| WHAT YOU SHOULD DO |
Give the data below again exactly, and drop each picture from it.
▼
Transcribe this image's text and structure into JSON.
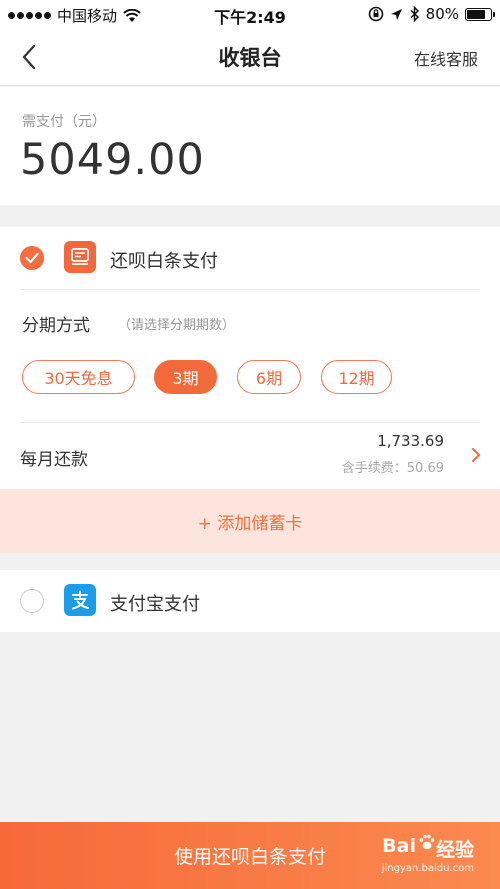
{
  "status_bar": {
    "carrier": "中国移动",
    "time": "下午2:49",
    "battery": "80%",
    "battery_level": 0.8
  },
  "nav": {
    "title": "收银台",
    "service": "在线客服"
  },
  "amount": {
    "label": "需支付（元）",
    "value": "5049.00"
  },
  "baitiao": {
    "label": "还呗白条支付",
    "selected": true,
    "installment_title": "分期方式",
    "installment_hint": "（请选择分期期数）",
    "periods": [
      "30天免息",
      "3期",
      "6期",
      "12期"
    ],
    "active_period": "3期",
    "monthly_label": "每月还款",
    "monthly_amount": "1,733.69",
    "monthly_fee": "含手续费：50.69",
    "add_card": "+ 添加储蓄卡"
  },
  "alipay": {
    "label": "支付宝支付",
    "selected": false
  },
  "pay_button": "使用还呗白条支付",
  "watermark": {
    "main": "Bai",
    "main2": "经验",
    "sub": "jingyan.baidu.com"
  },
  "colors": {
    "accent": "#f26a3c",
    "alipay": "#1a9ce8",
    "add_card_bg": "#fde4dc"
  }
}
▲
| YOUR RESPONSE |
Transcribe this image's text and structure into JSON.
{
  "status_bar": {
    "carrier": "中国移动",
    "time": "下午2:49",
    "battery": "80%",
    "battery_level": 0.8
  },
  "nav": {
    "title": "收银台",
    "service": "在线客服"
  },
  "amount": {
    "label": "需支付（元）",
    "value": "5049.00"
  },
  "baitiao": {
    "label": "还呗白条支付",
    "selected": true,
    "installment_title": "分期方式",
    "installment_hint": "（请选择分期期数）",
    "periods": [
      "30天免息",
      "3期",
      "6期",
      "12期"
    ],
    "active_period": "3期",
    "monthly_label": "每月还款",
    "monthly_amount": "1,733.69",
    "monthly_fee": "含手续费：50.69",
    "add_card": "+ 添加储蓄卡"
  },
  "alipay": {
    "label": "支付宝支付",
    "selected": false
  },
  "pay_button": "使用还呗白条支付",
  "watermark": {
    "main": "Bai",
    "main2": "经验",
    "sub": "jingyan.baidu.com"
  },
  "colors": {
    "accent": "#f26a3c",
    "alipay": "#1a9ce8",
    "add_card_bg": "#fde4dc"
  }
}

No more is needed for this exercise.